Kungsträdgården – the King’s Garden – is a handsome sliver of greenery in the heart of modern Stockholm. It’s more of a meeting place than a proper park, with wrought iron benches tucked beneath mature willow trees and a couple of pretty cafés selling hot coffee.
For a large chunk of the 1800s this long strip of real estate was a sandy parade ground: a place where the king’s troops would come to train and show off their skills.
Today the royal theme continues. At the square’s southern end is a statue of Karl XII, who ruled Sweden during the Great Northern War. The conflict marked the beginning of the end for Sweden’s empire and ushered in a new era with Russia, rather than Sweden, as the big Baltic power.
Unveiled 150 years after his death, the statue shows the king pointing east – towards the old enemy. Proof, perhaps, that wounds take time to heal.
Otherwise Kungsträdgården is simply a nice place to chill out. There’s a big fountain at its centre, while open-air concerts and food festivals take place just a little further north.

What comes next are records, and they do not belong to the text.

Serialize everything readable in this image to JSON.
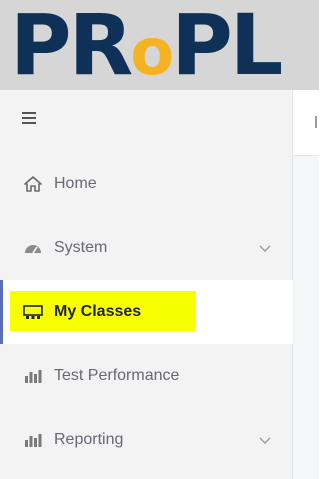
{
  "logo": {
    "part1": "PR",
    "part2": "o",
    "part3": "PL"
  },
  "sidebar": {
    "items": [
      {
        "label": "Home"
      },
      {
        "label": "System"
      },
      {
        "label": "My Classes"
      },
      {
        "label": "Test Performance"
      },
      {
        "label": "Reporting"
      }
    ]
  },
  "colors": {
    "logo_dark": "#0f3057",
    "logo_accent": "#f6b321",
    "highlight": "#f8ff00",
    "active_accent": "#5b6fb8"
  }
}
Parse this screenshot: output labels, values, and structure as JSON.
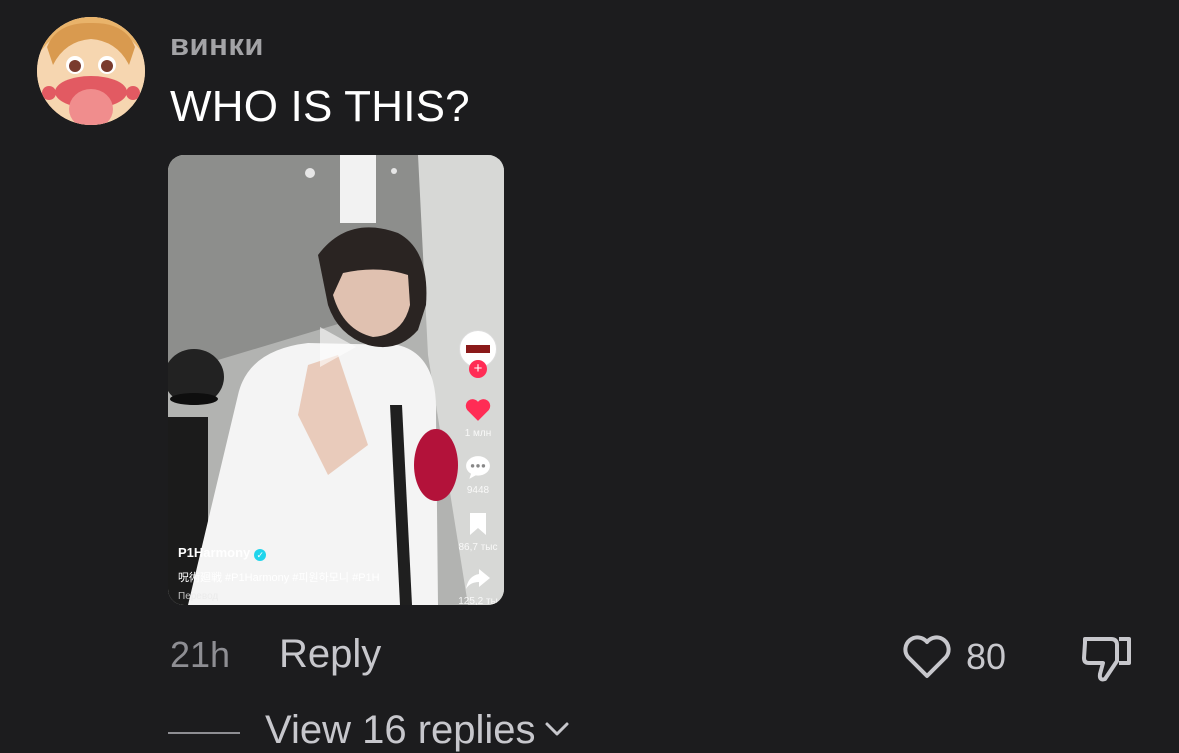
{
  "comment": {
    "username": "винки",
    "text": "WHO IS THIS?",
    "time": "21h",
    "reply_label": "Reply",
    "like_count": "80",
    "view_replies_label": "View 16 replies"
  },
  "video_preview": {
    "author": "P1Harmony",
    "caption": "呪術廻戦 #P1Harmony #피원하모니 #P1H",
    "translate_label": "Перевод",
    "likes": "1 млн",
    "comments": "9448",
    "saves": "86,7 тыс",
    "shares": "125,2 ты"
  },
  "icons": {
    "avatar": "anime-character-avatar",
    "play": "play-icon",
    "like": "heart-outline-icon",
    "dislike": "thumbs-down-icon",
    "chevron": "chevron-down-icon"
  },
  "colors": {
    "background": "#1c1c1e",
    "username": "#a3a3a6",
    "secondary_text": "#c7c7cc",
    "video_like": "#ff2c55"
  }
}
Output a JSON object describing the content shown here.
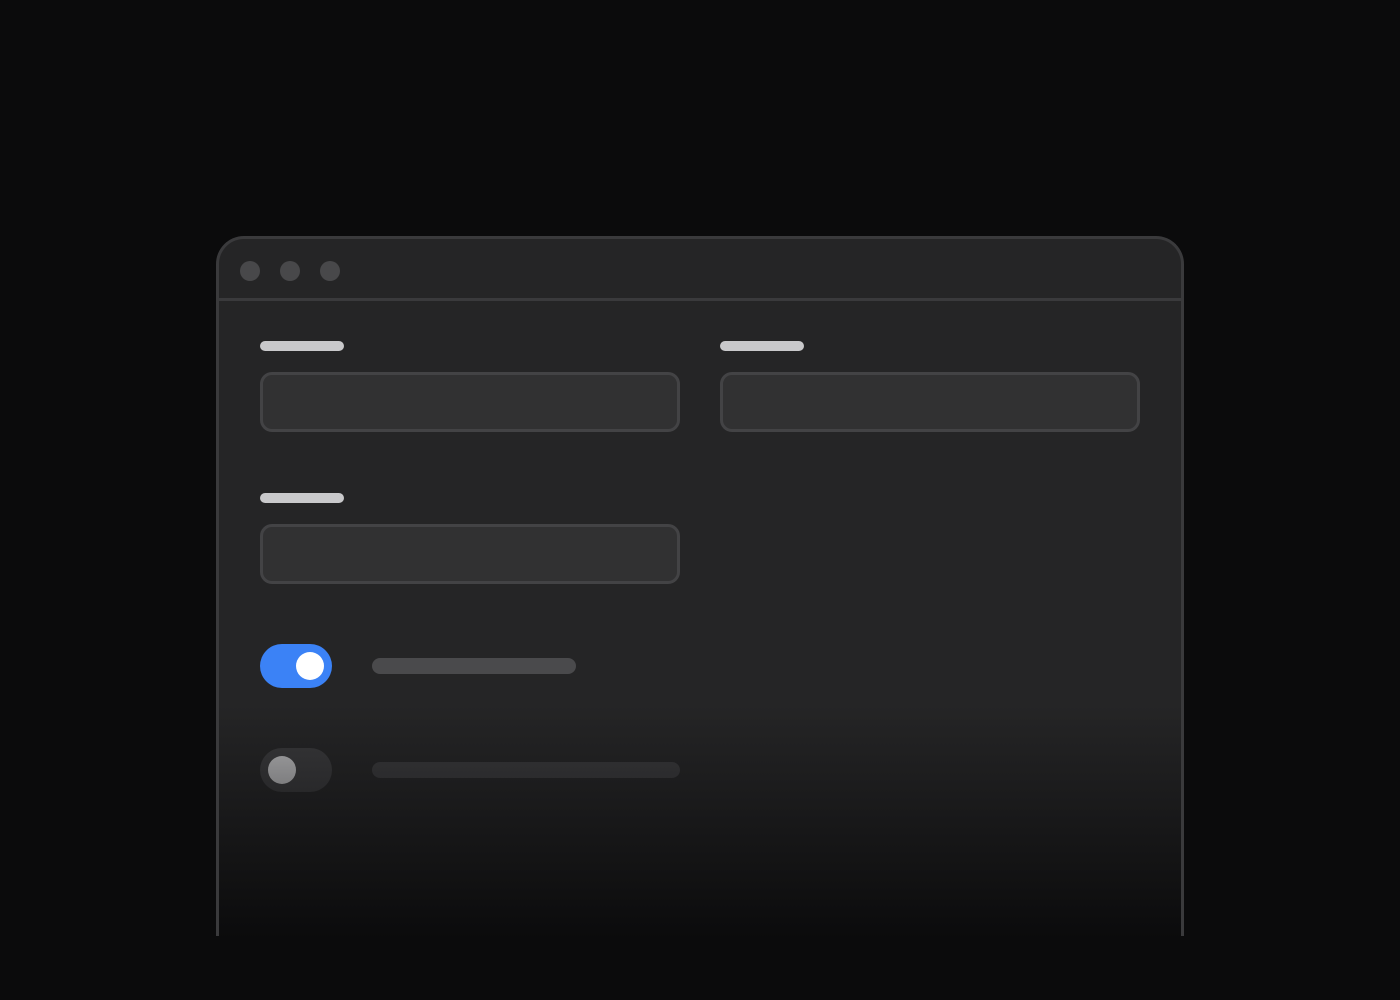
{
  "colors": {
    "background": "#0b0b0c",
    "window": "#252526",
    "window_border": "#3a3a3c",
    "traffic_light": "#48484a",
    "label_placeholder": "#c9c9cb",
    "field_bg": "#313132",
    "field_border": "#434345",
    "toggle_on_track": "#3b82f6",
    "toggle_on_knob": "#ffffff",
    "toggle_off_track": "#3a3a3c",
    "toggle_off_knob": "#b9b9bb",
    "desc_placeholder": "#4a4a4c",
    "desc_placeholder_dim": "#3a3a3c"
  },
  "window": {
    "traffic_lights": [
      "close",
      "minimize",
      "zoom"
    ]
  },
  "form": {
    "fields": [
      {
        "id": "field-1",
        "label": "",
        "value": "",
        "placeholder": ""
      },
      {
        "id": "field-2",
        "label": "",
        "value": "",
        "placeholder": ""
      },
      {
        "id": "field-3",
        "label": "",
        "value": "",
        "placeholder": ""
      }
    ],
    "toggles": [
      {
        "id": "toggle-1",
        "state": "on",
        "label": ""
      },
      {
        "id": "toggle-2",
        "state": "off",
        "label": ""
      }
    ]
  }
}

The nearest T-bana station is Kungsträdgården, just off the square’s eastern edge.
Last updated: October 2014